In April, while many people were celebrating the arrival of spring, the International Consortium of Investigative Journalists disclosed the existence of 11.5 million private documents it had obtained from Panamanian law firm Mossack Fonseca. In disclosing the Panama Papers, the consortium exposed to the public the secret world of financial dealings that the wealthy, the powerful, and the criminal underworld use to hide money from, and evade taxes owed to, governments worldwide.
The public was justifiably outraged. The leak caused ordinary people around the world to protest a system that enabled and supported such financial secrecy. Those protests brought down at least one government, led to the resignation of other officials, and created a massive backlash against the secret financial dealings of politicians, business people, crime syndicates, and power brokers. The law firm at the center of the controversy, Mossack Fonseca, took a big hit, losing business and opening itself up to criminal and other investigations in a number of countries.
Most governments reacted swiftly and decisively to address growing public anger at the disclosures. Some placed Panama on a blacklist of financially opaque countries, subjecting it to additional scrutiny and removing some benefits. Others proposed to establish registries of beneficial owners for LLCs and partnerships, hoping to shed light on the secret dealings.
Seeing its role as one of the Western Hemisphere’s financial hubs jeopardized, Panama took several steps designed to assure a skeptical public that it could identify any potential abuses and address them accordingly. First, it agreed to adopt the OECD’s common reporting standard, a commitment it had made last year and then reneged on. Then it signed the multilateral convention on exchange of tax information, ensuring that tax administrations in other countries would have access to Panamanian tax records to administer their tax laws.
In perhaps the country’s most trumpeted confidence-building measure, Panamanian President Juan Carlos Varela announced the creation of a seven-member independent commission to review the country’s financial and legal practices and issue a report of its findings. Claiming that Panama was committed to “transparency and international co-operation,” Varela appointed Nobel-Prize-winning economist Joseph Stiglitz and Swiss secrecy expert Mark Pieth to the commission.
At the commission’s first meeting in early June, Stiglitz, Pieth, and their five colleagues asked the Panamanian government to make just one commitment: make the independent commission’s final report public. Panama recently said no. Decrying Panama’s failure to commit to transparency, Stieglitz and Pieth resigned in response. Who can blame them?

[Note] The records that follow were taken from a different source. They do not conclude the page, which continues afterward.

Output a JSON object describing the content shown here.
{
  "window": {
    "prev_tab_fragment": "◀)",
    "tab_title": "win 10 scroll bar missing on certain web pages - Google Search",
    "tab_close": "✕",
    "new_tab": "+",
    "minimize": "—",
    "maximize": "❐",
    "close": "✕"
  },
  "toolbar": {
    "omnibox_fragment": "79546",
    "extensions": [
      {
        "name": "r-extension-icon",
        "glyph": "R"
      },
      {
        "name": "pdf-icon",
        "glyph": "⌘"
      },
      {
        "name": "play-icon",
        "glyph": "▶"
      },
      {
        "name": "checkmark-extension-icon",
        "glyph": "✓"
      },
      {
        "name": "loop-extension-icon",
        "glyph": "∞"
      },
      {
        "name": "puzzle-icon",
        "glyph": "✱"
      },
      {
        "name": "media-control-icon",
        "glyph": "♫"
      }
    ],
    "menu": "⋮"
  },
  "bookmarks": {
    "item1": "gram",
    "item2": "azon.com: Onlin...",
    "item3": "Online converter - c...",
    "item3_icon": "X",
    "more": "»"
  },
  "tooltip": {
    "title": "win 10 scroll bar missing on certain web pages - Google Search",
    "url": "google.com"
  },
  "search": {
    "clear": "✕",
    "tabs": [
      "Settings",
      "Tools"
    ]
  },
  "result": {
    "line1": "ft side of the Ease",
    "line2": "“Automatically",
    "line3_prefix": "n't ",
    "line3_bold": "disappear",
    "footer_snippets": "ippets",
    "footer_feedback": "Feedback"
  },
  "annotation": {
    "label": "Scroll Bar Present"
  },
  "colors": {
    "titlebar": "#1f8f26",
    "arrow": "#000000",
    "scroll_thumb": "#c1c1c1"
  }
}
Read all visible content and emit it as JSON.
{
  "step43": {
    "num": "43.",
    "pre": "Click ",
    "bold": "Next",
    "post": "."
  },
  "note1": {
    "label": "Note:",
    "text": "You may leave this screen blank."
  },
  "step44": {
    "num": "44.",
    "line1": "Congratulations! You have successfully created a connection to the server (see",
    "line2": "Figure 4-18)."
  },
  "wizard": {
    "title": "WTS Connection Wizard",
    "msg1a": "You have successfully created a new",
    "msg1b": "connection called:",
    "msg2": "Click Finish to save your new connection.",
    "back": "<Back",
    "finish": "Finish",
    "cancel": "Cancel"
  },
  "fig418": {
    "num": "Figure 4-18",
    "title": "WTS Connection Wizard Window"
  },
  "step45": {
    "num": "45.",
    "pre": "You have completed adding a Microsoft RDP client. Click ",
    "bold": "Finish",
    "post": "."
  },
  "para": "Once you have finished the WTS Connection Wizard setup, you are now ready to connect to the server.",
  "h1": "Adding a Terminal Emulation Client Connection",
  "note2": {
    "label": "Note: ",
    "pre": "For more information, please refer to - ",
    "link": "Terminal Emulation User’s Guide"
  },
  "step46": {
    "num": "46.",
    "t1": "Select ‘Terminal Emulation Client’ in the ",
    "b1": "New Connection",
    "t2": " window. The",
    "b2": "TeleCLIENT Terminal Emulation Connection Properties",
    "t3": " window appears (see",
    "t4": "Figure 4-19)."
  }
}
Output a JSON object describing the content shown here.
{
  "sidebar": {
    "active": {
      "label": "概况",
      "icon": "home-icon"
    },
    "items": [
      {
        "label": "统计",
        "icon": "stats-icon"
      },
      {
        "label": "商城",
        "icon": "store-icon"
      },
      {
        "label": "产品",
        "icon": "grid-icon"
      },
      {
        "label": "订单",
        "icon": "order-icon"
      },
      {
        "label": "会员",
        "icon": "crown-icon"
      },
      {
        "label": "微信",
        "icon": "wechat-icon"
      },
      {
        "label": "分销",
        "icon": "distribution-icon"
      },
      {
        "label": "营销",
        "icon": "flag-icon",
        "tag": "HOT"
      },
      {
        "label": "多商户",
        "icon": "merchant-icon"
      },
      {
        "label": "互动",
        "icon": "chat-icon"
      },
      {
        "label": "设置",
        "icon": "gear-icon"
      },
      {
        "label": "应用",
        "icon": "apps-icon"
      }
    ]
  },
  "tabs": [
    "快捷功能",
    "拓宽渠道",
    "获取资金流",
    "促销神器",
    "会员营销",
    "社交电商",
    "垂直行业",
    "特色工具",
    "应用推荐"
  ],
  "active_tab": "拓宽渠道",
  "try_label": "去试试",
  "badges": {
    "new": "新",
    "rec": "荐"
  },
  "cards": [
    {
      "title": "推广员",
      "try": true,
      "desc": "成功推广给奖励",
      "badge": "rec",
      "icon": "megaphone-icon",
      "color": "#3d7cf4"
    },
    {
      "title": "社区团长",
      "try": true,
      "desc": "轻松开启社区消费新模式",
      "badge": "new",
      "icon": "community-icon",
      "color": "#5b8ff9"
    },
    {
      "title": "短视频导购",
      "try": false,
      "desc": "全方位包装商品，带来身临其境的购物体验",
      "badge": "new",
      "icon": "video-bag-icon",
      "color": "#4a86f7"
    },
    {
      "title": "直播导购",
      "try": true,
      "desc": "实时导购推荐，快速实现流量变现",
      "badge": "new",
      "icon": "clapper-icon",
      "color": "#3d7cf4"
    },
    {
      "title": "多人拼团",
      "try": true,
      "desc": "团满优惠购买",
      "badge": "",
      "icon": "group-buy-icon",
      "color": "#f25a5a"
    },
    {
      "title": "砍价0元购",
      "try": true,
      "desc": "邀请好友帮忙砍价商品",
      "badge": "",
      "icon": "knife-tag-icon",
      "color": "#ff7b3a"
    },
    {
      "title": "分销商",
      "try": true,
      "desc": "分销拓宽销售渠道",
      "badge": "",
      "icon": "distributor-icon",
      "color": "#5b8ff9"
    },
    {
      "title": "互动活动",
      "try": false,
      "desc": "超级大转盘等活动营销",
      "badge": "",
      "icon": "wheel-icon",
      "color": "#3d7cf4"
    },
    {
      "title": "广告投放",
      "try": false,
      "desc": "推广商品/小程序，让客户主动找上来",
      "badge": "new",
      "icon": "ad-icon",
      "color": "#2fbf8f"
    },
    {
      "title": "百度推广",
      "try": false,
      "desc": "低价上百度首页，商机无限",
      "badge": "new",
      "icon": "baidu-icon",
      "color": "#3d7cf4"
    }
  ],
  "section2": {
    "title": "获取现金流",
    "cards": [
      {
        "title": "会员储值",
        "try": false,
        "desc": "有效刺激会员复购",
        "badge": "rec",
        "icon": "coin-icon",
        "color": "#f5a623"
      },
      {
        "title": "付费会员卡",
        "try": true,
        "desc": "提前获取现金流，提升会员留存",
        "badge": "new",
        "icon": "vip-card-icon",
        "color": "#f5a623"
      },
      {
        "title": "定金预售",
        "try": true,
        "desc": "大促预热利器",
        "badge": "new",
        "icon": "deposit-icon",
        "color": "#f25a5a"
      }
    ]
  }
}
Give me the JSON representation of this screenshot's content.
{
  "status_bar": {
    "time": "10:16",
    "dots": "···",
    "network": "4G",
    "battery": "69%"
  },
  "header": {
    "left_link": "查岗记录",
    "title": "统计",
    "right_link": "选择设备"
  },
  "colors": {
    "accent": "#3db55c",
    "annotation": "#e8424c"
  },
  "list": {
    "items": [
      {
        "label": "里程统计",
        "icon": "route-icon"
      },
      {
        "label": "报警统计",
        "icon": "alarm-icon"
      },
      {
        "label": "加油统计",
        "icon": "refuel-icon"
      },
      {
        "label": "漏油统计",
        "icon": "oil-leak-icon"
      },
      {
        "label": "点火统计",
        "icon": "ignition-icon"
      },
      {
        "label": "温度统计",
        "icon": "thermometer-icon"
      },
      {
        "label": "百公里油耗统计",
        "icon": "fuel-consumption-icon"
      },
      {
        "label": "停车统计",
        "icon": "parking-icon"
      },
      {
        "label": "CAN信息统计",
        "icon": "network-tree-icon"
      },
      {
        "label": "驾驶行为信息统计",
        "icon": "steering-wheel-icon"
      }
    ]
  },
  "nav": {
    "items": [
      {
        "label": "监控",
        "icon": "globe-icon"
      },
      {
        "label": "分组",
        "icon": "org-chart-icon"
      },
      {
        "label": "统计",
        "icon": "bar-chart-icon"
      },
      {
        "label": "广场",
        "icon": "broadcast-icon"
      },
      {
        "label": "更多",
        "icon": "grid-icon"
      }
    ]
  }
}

Spring has since turned to summer. And as they usually do, many in the Northern Hemisphere have gone on holiday. Unfortunately, Panama’s claim to support greater financial transparency seems to have taken a holiday as well. It is long past time for Panama to acknowledge that transparency is always in season, and clean up its act.